Complete Genomics performs whole human genome sequencing using proprietary biochemistry based on DNA nanoball arrays and combinatorial probe-anchor ligation sequencing. As these methods1 produce reads with unique characteristics, Complete Genomics has developed new methods that call single nucleotide polymorphisms (SNPs), short substitutions and insertions/deletions.
"The methods described in this paper produce very accurate variant calls," said Dr. Clifford Reid, chairman, president and CEO of Complete Genomics. "The algorithms described in this paper have been used for all of our 69 genome public data repository and the more than 3,800 complete, deeply sequenced human genomes we have delivered to customers to date." Access to Complete Genomics' genome data repository is provided free of charge at http://www.completegenomics.com/sequence-data/download-data/.
The effectiveness of the company's sequencing and bioinformatics approach is borne out in customer research papers where its data has been used to investigate lung cancer2, Miller syndrome3, craniosynostosis4 and hypercholesterolemia5 and published in Science, Nature, The American Journal of Human Genetics and Human Molecular Genetics, respectively. It is also compared positively with another sequencing technology in the December issue of Nature Biotechnology6.
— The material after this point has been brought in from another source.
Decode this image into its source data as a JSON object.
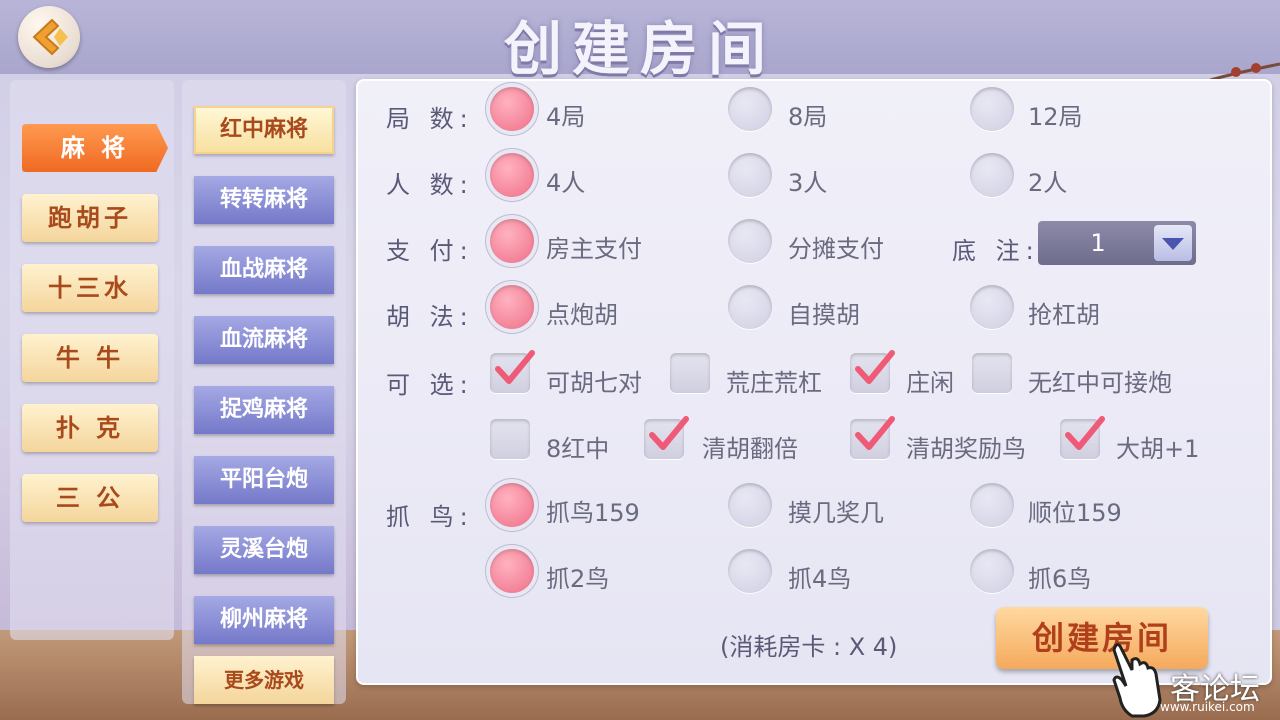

Complete Genomics' approach employs a local de novo assembly process, which uses a combination of Bayesian analysis and graph-based techniques, for each variation. This de novo assembly approach, which was pioneered by Complete Genomics, has since been adopted by other organizations.
The company's assembly approach allows it to call both alleles at a position independently. This enables Complete Genomics to make complex calls in cases where both alleles differ from the reference. Furthermore, its algorithms are particularly adept at detecting variants that are located close to each other. Complete Genomics' technology is also capable of detecting previously unknown indels, whereas some other approaches can only check whether a known indel is present. This additional insight is included in the rich variant reports that Complete Genomics delivers to its customers. These reports also include copy number variations (CNVs), structural variations (SVs), transposable element insertions, and a comparison of tumor and normal samples if applicable. The comprehensiveness of the standard data reports provided reduces researchers' data analysis burden when working with Complete Genomics data.
Complete Genomics continues to refine its methods, making improvements in the quality and cost of data it produces to enable large-scale disease and cancer studies in the translational research market. "I'm always looking for ways to optimize our algorithms so that they run faster and produce more accurate output," said Bruce Martin, senior vice president of product development. "As a result, Complete Genomics can now map and assemble a genome in less than a day with very high sensitivity and specificity."